Betton always loved to sing, but didn’t know she had a special gift. She was part of a singing group with her cousins when she briefly lived with her grandmother in Valdosta. Then she reconnected with her mother in Alabama and started to sing in church there. She began to notice that people kept complimenting her on having a beautiful voice.
Betton called her parents her first fans. They encouraged her to sing more and chase after her dreams. Her parents also instilled in her the importance of supporting oneself while chasing after dreams. She went to school part-time, sang in open-mic nights and networked.
Last year, Betton won Operation Rising Star, a Fort Stewart/Hunter Army Airfield competition. She went on to become one of six finalists in the Operation Rising Star competition in San Antonio and finished second. Betton continued to compete.
“I also auditioned for ‘Sunday’s Best’ twice. Each time you get a little further, but ultimately I was never able to make it to the main platform. It was kind of disheartening because you go in, ‘This is for me. This is my time.’ And then it’s not,” Betton said. “I had such an amazing support system back in Hinesville. Even though I said I’m not going to do this anymore. People said, ‘Keep going. Stay. Keep fighting. This is what you’re supposed to be doing.’”
While competing in Operation Rising Star, Betton connected with Victor Hurtado, artistic director of the Army Soldier Show. She expressed her interest in auditioning at the open call for “The Voice.” Hurtado made some calls, and Betton was able to have a private audition.
“It’s been an awesome experience. I’ve never experienced this level of excellence. The people that work with ‘The Voice’ are so nice. They treat you as if you already made it,” she said. “What I love about ‘The Voice’ is that they don’t look to exploit you as an artist.”
Betton said that all of the show’s contestants on the show have become like family. They call and text one another and are genuinely excited to watch each other perform.
The blind audition
The first thing that went through Betton’s mind while going to the stage was to not trip on national television. She didn’t want that to run in the bloopers footage. Then, she focused on controlling her breathing and making sure that every note was intentional.
When Pharell turned his chair around, Betton was relieved. It meant that she didn’t go through everything only to return emptyhanded. She was overwhelmed with tears when she left the stage.
“I could not even compose myself for a minute because everything that I had done through up until this point has brought me to this point, regardless of naysayers and my own negative thoughts. Someone said, ‘I hear something special and I feel something special in this individual, and I’m going to go and take a chance.’ And that means the world to someone like me, who is really trying to find their footing in the music industry,” she said.

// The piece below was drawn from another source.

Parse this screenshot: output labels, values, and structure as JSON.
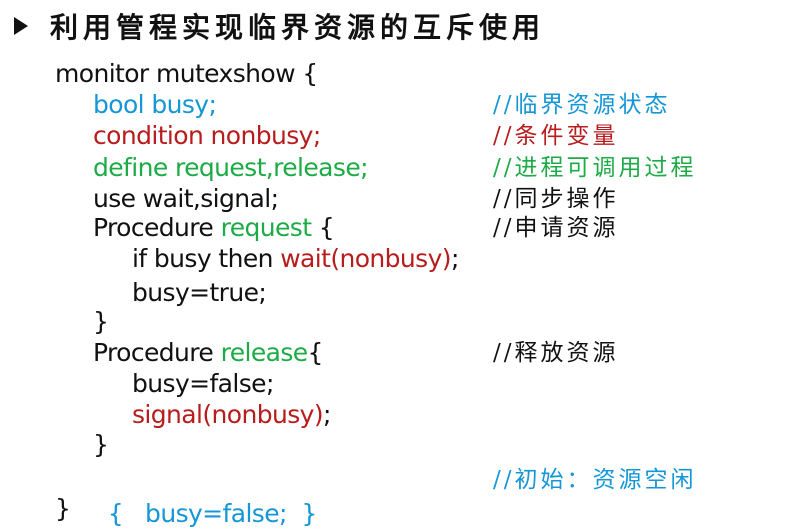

She described Pharell as an amazing, monumental person and figure in music. Betton is looking forward to learning from him.
Betton chose to sing “Love You I Do” for her husband. After he obtained his master’s degree, he encouraged her to chase after her own dreams.
He told her, “Now is your time. I really want to push you to go for your dreams and do what you want to do. You have an amazing gift.”
Betton said her husband has put her in a place where she doesn’t have to worry about her children lacking in anything because she decided to chase her dream.
She also chose the song because it was fun and spans the scope of what one can do musically.
Next for Betton is the battle rounds, in which she will be paired with a teammate for a performance. Pharrell will choose which one advances.
To her friends and family in Hinesville Betton said, “Thank you all so much for your love and support and being behind me and pushing me. I can’t truly find enough words to say thank you. I love you all — I really, really do. That’s my second home and I hope I make you all proud. Bringing God glory and making you all proud would make me super-happy. You all have done so much for my family and I just want to represent you all well.”